A corollary of the highest importance may be deduced from the foregoing remarks, namely, that the structure of every organic being is related, in the most essential yet often hidden manner, to that of all other organic beings, with which it comes into competition for food or residence, or from which it has to escape, or on which it preys. This is obvious in the structure of the teeth and talons of the tiger, and in that of the legs and claws of the parasite which clings to the hair on the tiger’s body. But in the beautifully plumed seed of the dandelion, and in the flattened and fringed legs of the water-beetle, the relation seems at first confined to the elements of air and water. Yet the advantage of plumed seeds no doubt stands in the closest relation to the land being already thickly clothed by other plants; so that the seeds may be widely distributed and fall on unoccupied ground. In the water-beetle, the structure of its legs, so well adapted for diving, allows it to compete with other aquatic insects, to hunt for its own prey, and to escape serving as prey to other animals…
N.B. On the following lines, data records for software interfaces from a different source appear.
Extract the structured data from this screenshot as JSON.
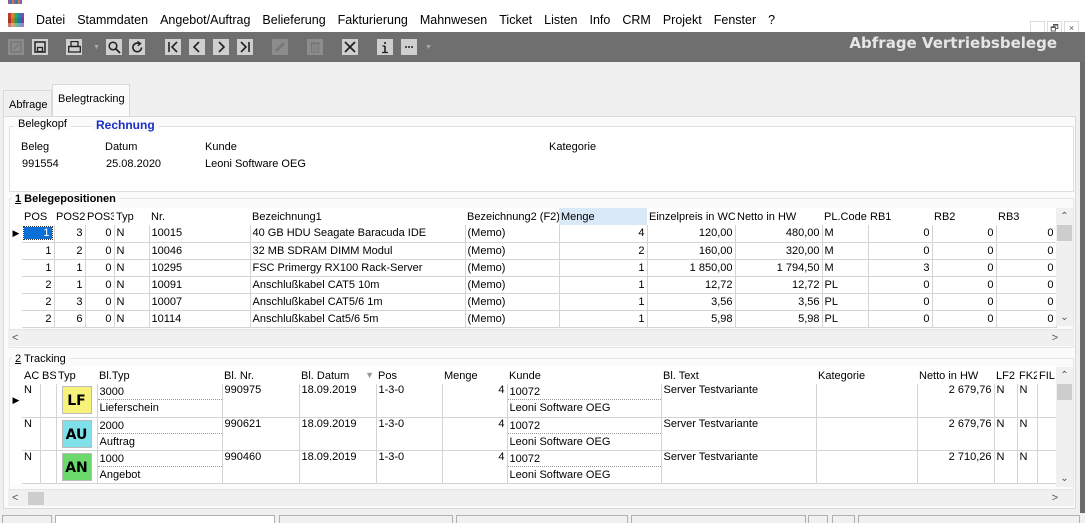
{
  "window": {
    "title_partial": "[...]",
    "caption": "Abfrage Vertriebsbelege",
    "controls": {
      "minimize": "_",
      "restore": "🗗",
      "close": "×"
    }
  },
  "menu": [
    "Datei",
    "Stammdaten",
    "Angebot/Auftrag",
    "Belieferung",
    "Fakturierung",
    "Mahnwesen",
    "Ticket",
    "Listen",
    "Info",
    "CRM",
    "Projekt",
    "Fenster",
    "?"
  ],
  "toolbar": {
    "buttons": [
      {
        "name": "edit",
        "glyph": "✎",
        "enabled": false
      },
      {
        "name": "save",
        "glyph": "🖫",
        "enabled": true
      },
      {
        "name": "print",
        "glyph": "🖶",
        "enabled": true
      },
      {
        "name": "search",
        "glyph": "🔍",
        "enabled": true
      },
      {
        "name": "refresh",
        "glyph": "↻",
        "enabled": true
      },
      {
        "name": "first",
        "glyph": "|<",
        "enabled": true
      },
      {
        "name": "prev",
        "glyph": "<",
        "enabled": true
      },
      {
        "name": "next",
        "glyph": ">",
        "enabled": true
      },
      {
        "name": "last",
        "glyph": ">|",
        "enabled": true
      },
      {
        "name": "pencil",
        "glyph": "✏",
        "enabled": false
      },
      {
        "name": "delete",
        "glyph": "🗑",
        "enabled": false
      },
      {
        "name": "cancel",
        "glyph": "✕",
        "enabled": true
      },
      {
        "name": "info",
        "glyph": "i",
        "enabled": true
      },
      {
        "name": "more",
        "glyph": "···",
        "enabled": true
      }
    ]
  },
  "tabs": [
    {
      "label": "Abfrage",
      "active": false
    },
    {
      "label": "Belegtracking",
      "active": true
    }
  ],
  "belegkopf": {
    "legend": "Belegkopf",
    "doc_type": "Rechnung",
    "labels": {
      "beleg": "Beleg",
      "datum": "Datum",
      "kunde": "Kunde",
      "kategorie": "Kategorie"
    },
    "values": {
      "beleg": "991554",
      "datum": "25.08.2020",
      "kunde": "Leoni Software OEG",
      "kategorie": ""
    }
  },
  "positions": {
    "title_num": "1",
    "title": " Belegepositionen",
    "columns": [
      "POS",
      "POS2",
      "POS3",
      "Typ",
      "Nr.",
      "Bezeichnung1",
      "Bezeichnung2 (F2)",
      "Menge",
      "Einzelpreis in WC",
      "Netto in HW",
      "PL.Code",
      "RB1",
      "RB2",
      "RB3"
    ],
    "rows": [
      [
        "1",
        "3",
        "0",
        "N",
        "10015",
        "40 GB HDU Seagate Baracuda IDE",
        "(Memo)",
        "4",
        "120,00",
        "480,00",
        "M",
        "0",
        "0",
        "0"
      ],
      [
        "1",
        "2",
        "0",
        "N",
        "10046",
        "32 MB SDRAM DIMM Modul",
        "(Memo)",
        "2",
        "160,00",
        "320,00",
        "M",
        "0",
        "0",
        "0"
      ],
      [
        "1",
        "1",
        "0",
        "N",
        "10295",
        "FSC Primergy RX100 Rack-Server",
        "(Memo)",
        "1",
        "1 850,00",
        "1 794,50",
        "M",
        "3",
        "0",
        "0"
      ],
      [
        "2",
        "1",
        "0",
        "N",
        "10091",
        "Anschlußkabel CAT5 10m",
        "(Memo)",
        "1",
        "12,72",
        "12,72",
        "PL",
        "0",
        "0",
        "0"
      ],
      [
        "2",
        "3",
        "0",
        "N",
        "10007",
        "Anschlußkabel CAT5/6 1m",
        "(Memo)",
        "1",
        "3,56",
        "3,56",
        "PL",
        "0",
        "0",
        "0"
      ],
      [
        "2",
        "6",
        "0",
        "N",
        "10114",
        "Anschlußkabel Cat5/6 5m",
        "(Memo)",
        "1",
        "5,98",
        "5,98",
        "PL",
        "0",
        "0",
        "0"
      ]
    ],
    "current_row": 0
  },
  "tracking": {
    "title_num": "2",
    "title": " Tracking",
    "columns": [
      "AC",
      "BS",
      "Typ",
      "Bl.Typ",
      "Bl. Nr.",
      "Bl. Datum",
      "Pos",
      "Menge",
      "Kunde",
      "Bl. Text",
      "Kategorie",
      "Netto in HW",
      "LF2",
      "FK2",
      "FIL"
    ],
    "sort_indicator": "▼",
    "rows": [
      {
        "ac": "N",
        "bs": "",
        "typ_badge": "LF",
        "badge_color": "#f7f27a",
        "bltyp_code": "3000",
        "bltyp_name": "Lieferschein",
        "blnr": "990975",
        "datum": "18.09.2019",
        "pos": "1-3-0",
        "menge": "4",
        "kunde_nr": "10072",
        "kunde_name": "Leoni Software OEG",
        "bltext": "Server Testvariante",
        "kategorie": "",
        "netto": "2 679,76",
        "lf2": "N",
        "fk2": "N",
        "fil": ""
      },
      {
        "ac": "N",
        "bs": "",
        "typ_badge": "AU",
        "badge_color": "#7fe0ea",
        "bltyp_code": "2000",
        "bltyp_name": "Auftrag",
        "blnr": "990621",
        "datum": "18.09.2019",
        "pos": "1-3-0",
        "menge": "4",
        "kunde_nr": "10072",
        "kunde_name": "Leoni Software OEG",
        "bltext": "Server Testvariante",
        "kategorie": "",
        "netto": "2 679,76",
        "lf2": "N",
        "fk2": "N",
        "fil": ""
      },
      {
        "ac": "N",
        "bs": "",
        "typ_badge": "AN",
        "badge_color": "#6cd96c",
        "bltyp_code": "1000",
        "bltyp_name": "Angebot",
        "blnr": "990460",
        "datum": "18.09.2019",
        "pos": "1-3-0",
        "menge": "4",
        "kunde_nr": "10072",
        "kunde_name": "Leoni Software OEG",
        "bltext": "Server Testvariante",
        "kategorie": "",
        "netto": "2 710,26",
        "lf2": "N",
        "fk2": "N",
        "fil": ""
      }
    ]
  },
  "colors": {
    "toolbar_bg": "#6f6f6f",
    "selection": "#0a6fd6",
    "doc_type_text": "#1a2ec8",
    "header_highlight": "#d9e9f8"
  }
}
It is good thus to try in our imagination to give any form some advantage over another. Probably in no single instance should we know what to do, so as to succeed. It will convince us of our ignorance on the mutual relations of all organic beings; a conviction as necessary, as it seems to be difficult to acquire. All that we can do, is to keep steadily in mind that each organic being is striving to increase at a geometrical ratio; that each at some period of its life, during some season of the year, during each generation or at intervals, has to struggle for life, and to suffer great destruction. When we reflect on this struggle, we may console ourselves with the full belief that the war of nature is not incessant, that no fear is felt, that death is generally prompt, and that the vigorous, the healthy, and the happy survive and multiply.
 Autobiography: http://www.gutenberg.org/dirs/etext99/adrwn10.txt Voyage of the Beagle: http://www.literature.org/authors/darwin-charles/the-voyage-of-the-beagle/chapter-17.html
 For a contrast with this account of the Galapagos, see Herman Melville’s The Encantadas.
 Charles Darwin, The Origin of Species (1859, on-line at http://www.literature.org/authors/darwin-charles/the-origin-of-species/index.html), additional editing by LG. The chapter title and the subsequent headings are original.
This document is available as a PDF here: Lyell, Darwin